(Web page and app entries)
------------------------

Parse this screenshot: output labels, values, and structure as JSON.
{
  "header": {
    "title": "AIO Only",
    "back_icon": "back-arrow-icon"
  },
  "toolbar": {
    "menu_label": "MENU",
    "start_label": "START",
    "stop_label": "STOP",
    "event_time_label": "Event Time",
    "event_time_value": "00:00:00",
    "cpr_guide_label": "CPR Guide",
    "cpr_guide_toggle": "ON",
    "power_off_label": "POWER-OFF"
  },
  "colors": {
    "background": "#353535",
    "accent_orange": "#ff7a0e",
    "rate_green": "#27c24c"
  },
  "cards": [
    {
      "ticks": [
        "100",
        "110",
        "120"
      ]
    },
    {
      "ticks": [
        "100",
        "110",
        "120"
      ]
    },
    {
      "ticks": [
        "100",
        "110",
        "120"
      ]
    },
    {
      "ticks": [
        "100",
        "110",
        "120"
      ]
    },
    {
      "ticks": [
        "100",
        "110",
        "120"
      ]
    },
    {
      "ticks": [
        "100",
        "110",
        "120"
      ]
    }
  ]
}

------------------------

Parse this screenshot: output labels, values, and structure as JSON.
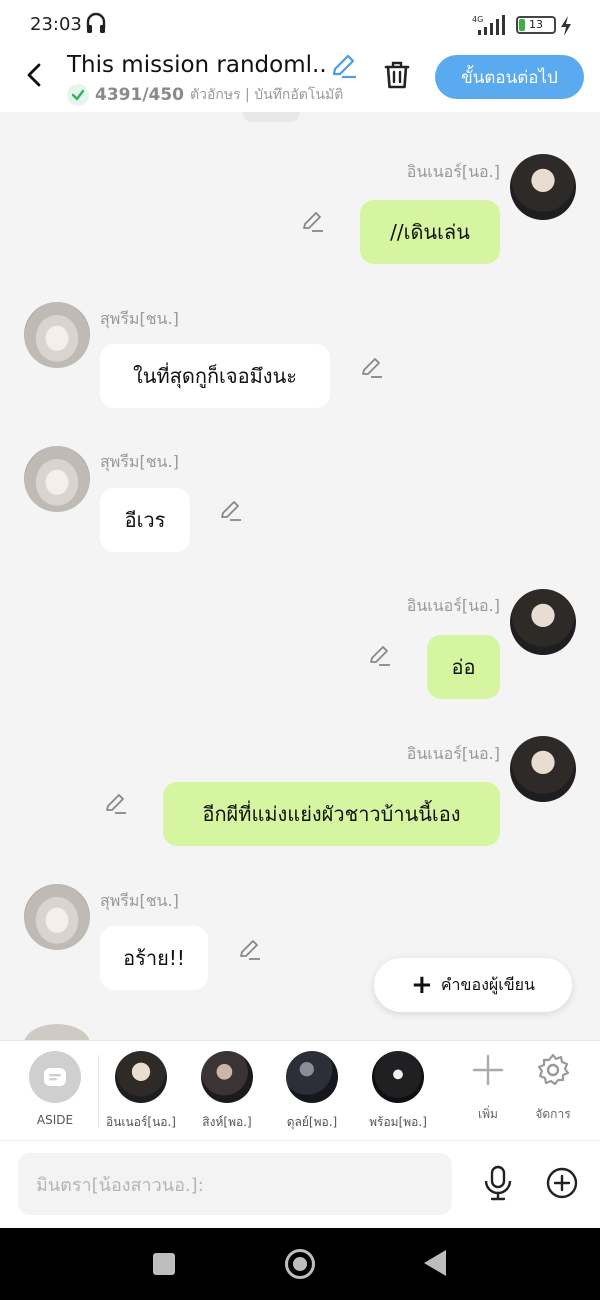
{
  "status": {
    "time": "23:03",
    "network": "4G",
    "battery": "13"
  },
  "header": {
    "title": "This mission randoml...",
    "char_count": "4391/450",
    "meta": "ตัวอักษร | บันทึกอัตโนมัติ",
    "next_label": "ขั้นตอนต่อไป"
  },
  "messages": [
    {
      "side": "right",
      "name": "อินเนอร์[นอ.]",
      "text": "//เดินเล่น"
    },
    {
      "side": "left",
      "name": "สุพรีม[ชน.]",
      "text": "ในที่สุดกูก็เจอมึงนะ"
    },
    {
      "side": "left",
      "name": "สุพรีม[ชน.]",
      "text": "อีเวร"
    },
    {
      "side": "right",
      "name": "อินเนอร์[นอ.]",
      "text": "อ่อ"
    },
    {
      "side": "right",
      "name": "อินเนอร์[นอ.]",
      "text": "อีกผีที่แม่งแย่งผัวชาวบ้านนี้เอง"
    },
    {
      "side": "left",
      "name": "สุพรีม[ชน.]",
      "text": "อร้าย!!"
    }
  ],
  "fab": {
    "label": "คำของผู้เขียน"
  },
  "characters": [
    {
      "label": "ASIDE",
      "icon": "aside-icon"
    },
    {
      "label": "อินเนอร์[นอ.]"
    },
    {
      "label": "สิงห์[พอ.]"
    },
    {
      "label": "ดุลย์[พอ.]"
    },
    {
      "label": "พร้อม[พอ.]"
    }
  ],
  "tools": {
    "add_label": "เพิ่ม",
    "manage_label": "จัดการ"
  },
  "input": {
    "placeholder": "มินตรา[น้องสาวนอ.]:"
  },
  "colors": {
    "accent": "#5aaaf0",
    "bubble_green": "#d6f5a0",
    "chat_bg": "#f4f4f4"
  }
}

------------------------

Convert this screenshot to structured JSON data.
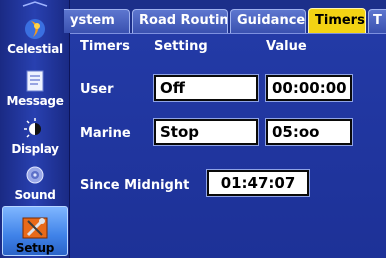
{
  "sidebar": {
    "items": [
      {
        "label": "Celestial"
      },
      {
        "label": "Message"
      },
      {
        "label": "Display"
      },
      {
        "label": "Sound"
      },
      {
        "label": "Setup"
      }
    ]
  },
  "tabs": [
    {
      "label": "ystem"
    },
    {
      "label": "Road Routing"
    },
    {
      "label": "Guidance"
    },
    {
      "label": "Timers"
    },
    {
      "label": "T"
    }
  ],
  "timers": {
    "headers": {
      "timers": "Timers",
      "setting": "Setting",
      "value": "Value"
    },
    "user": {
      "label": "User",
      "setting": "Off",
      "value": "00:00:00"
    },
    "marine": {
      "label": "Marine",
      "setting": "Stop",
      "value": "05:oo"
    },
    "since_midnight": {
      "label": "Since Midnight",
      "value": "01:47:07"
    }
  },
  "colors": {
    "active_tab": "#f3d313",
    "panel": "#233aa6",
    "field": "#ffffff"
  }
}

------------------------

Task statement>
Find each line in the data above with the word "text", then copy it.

Exercise solution>
      "text": "//เดินเล่น"
      "text": "ในที่สุดกูก็เจอมึงนะ"
      "text": "อีเวร"
      "text": "อ่อ"
      "text": "อีกผีที่แม่งแย่งผัวชาวบ้านนี้เอง"
      "text": "อร้าย!!"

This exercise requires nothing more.